Wedding Photography for Beginners - Part 3
Head to your car quickly as your goal is to be right behind the bridal car, capturing them not only driving away, but arriving too. As you are following the car, do a quick image check, have you captured the groups at this stage, what is missing, what still needs to be captured? Again, take stock for a moment. A great tip is to take plenty of memory cards and ensure that each chapter of the wedding day is allocated a separate card. It will make looking after your images both easier and safer. Guard your cards, have a good system and stick to it.
What makes a great networking photographer is one who also looks after those they work with - so ring the hotel when you are on your way to let them know the bride and groom are about to arrive. They will appreciate this and recommend you to others.
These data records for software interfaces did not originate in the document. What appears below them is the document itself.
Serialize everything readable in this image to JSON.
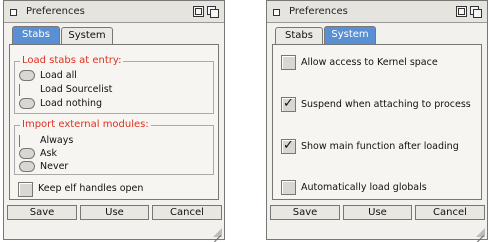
{
  "windows": {
    "left": {
      "title": "Preferences",
      "tabs": [
        "Stabs",
        "System"
      ],
      "active_tab": "Stabs",
      "load_group": {
        "label": "Load stabs at entry:",
        "options": [
          "Load all",
          "Load Sourcelist",
          "Load nothing"
        ]
      },
      "import_group": {
        "label": "Import external modules:",
        "options": [
          "Always",
          "Ask",
          "Never"
        ]
      },
      "keep_elf": {
        "label": "Keep elf handles open",
        "checked": false
      },
      "buttons": [
        "Save",
        "Use",
        "Cancel"
      ]
    },
    "right": {
      "title": "Preferences",
      "tabs": [
        "Stabs",
        "System"
      ],
      "active_tab": "System",
      "options": [
        {
          "label": "Allow access to Kernel space",
          "checked": false
        },
        {
          "label": "Suspend when attaching to process",
          "checked": true
        },
        {
          "label": "Show main function after loading",
          "checked": true
        },
        {
          "label": "Automatically load globals",
          "checked": false
        }
      ],
      "buttons": [
        "Save",
        "Use",
        "Cancel"
      ]
    }
  },
  "icons": {
    "close": "close-box-icon",
    "zoom": "zoom-gadget-icon",
    "depth": "depth-gadget-icon",
    "resize": "resize-grip-icon"
  },
  "colors": {
    "active_tab": "#5a8fd3",
    "group_label": "#e03020",
    "window_bg": "#f2f1ed"
  }
}
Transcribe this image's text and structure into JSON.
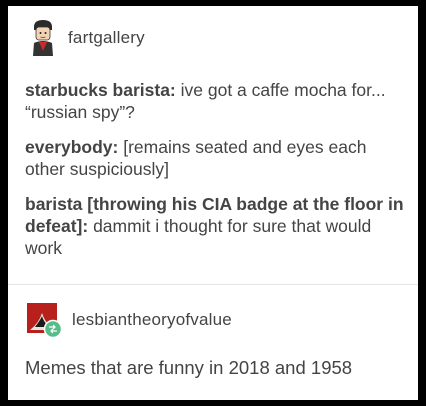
{
  "post": {
    "username": "fartgallery",
    "lines": [
      {
        "speaker": "starbucks barista:",
        "text": " ive got a caffe mocha for... “russian spy”?"
      },
      {
        "speaker": "everybody:",
        "text": " [remains seated and eyes each other suspiciously]"
      },
      {
        "speaker": "barista [throwing his CIA badge at the floor in defeat]:",
        "text": " dammit i thought for sure that would work"
      }
    ]
  },
  "reblog": {
    "username": "lesbiantheoryofvalue",
    "text": "Memes that are funny in 2018 and 1958",
    "reblog_badge_color": "#56bc8a"
  }
}
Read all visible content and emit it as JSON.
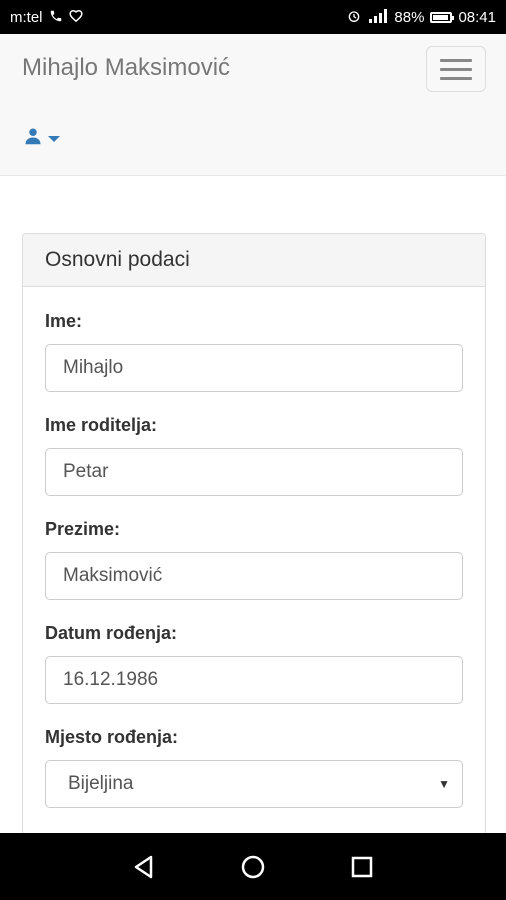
{
  "status_bar": {
    "carrier": "m:tel",
    "battery_percent": "88%",
    "time": "08:41",
    "icons": [
      "phone-icon",
      "heart-icon",
      "alarm-icon",
      "signal-icon",
      "battery-icon"
    ]
  },
  "navbar": {
    "brand": "Mihajlo Maksimović",
    "toggle_icon": "hamburger-icon",
    "user_icon": "user-icon",
    "accent_color": "#337ab7"
  },
  "panel": {
    "title": "Osnovni podaci",
    "fields": [
      {
        "label": "Ime:",
        "value": "Mihajlo"
      },
      {
        "label": "Ime roditelja:",
        "value": "Petar"
      },
      {
        "label": "Prezime:",
        "value": "Maksimović"
      },
      {
        "label": "Datum rođenja:",
        "value": "16.12.1986"
      },
      {
        "label": "Mjesto rođenja:",
        "value": "Bijeljina"
      }
    ]
  },
  "system_nav": {
    "back": "back-icon",
    "home": "home-icon",
    "recents": "recents-icon"
  }
}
Have a structure, select three locations in or outside the reception venue and stick to them when shooting the bride and groom. Capture as many images of them alone as possible before the guests arrive because as soon as they do the bride and groom will naturally want to spend time with them.
When taking images of the guests wherever possible have the bride and groom, or their parents within the images, as they are more likely to place these images within an album. If the couple have children, don’t forget to take special images of them too as they will mean the world to them.
As soon as you know you have all of the essential images in the bag, enjoy yourself and be creative, capture images that will exceed exceptions, whether they are of the location and venue or the bride and groom. You can fall into line with their pace now and that of the hotel. If you have time, take detail shots of the room, arty images of table settings and let those creative juices flow...
This was a very hard post to write, as there is so much I want to share, so much to tell but let me finish by saying that weddings are glorious to shoot so enjoy every one!
Catherine Connor is Annabel Williams' business partner, and MD of Contemporary Photographic Training. Catherine's meteoric rise in the often chaotic, always exciting photographic environment comes from an unusual springboard grounded in the world of international corporate management. Her infectious energy never fails to motivate those around her, and equips her with an organic understanding of market direction, fashion trends and lifestyle management.
Catherine is first and foremost a people person; her unique sense of fun, determination to succeed and boundless commitment to her industry make her a born mentor, allowing her to impart to all delegates a wealth of skills and knowledge pitched perfectly at achieving the vital balance of confident ability and self-worth.
It is Catherine's passion for her subject that makes learning from her a pleasure, which her students can then take forward, and are able to apply so effectively to enhance their skills.
All images in this article © Annabel Williams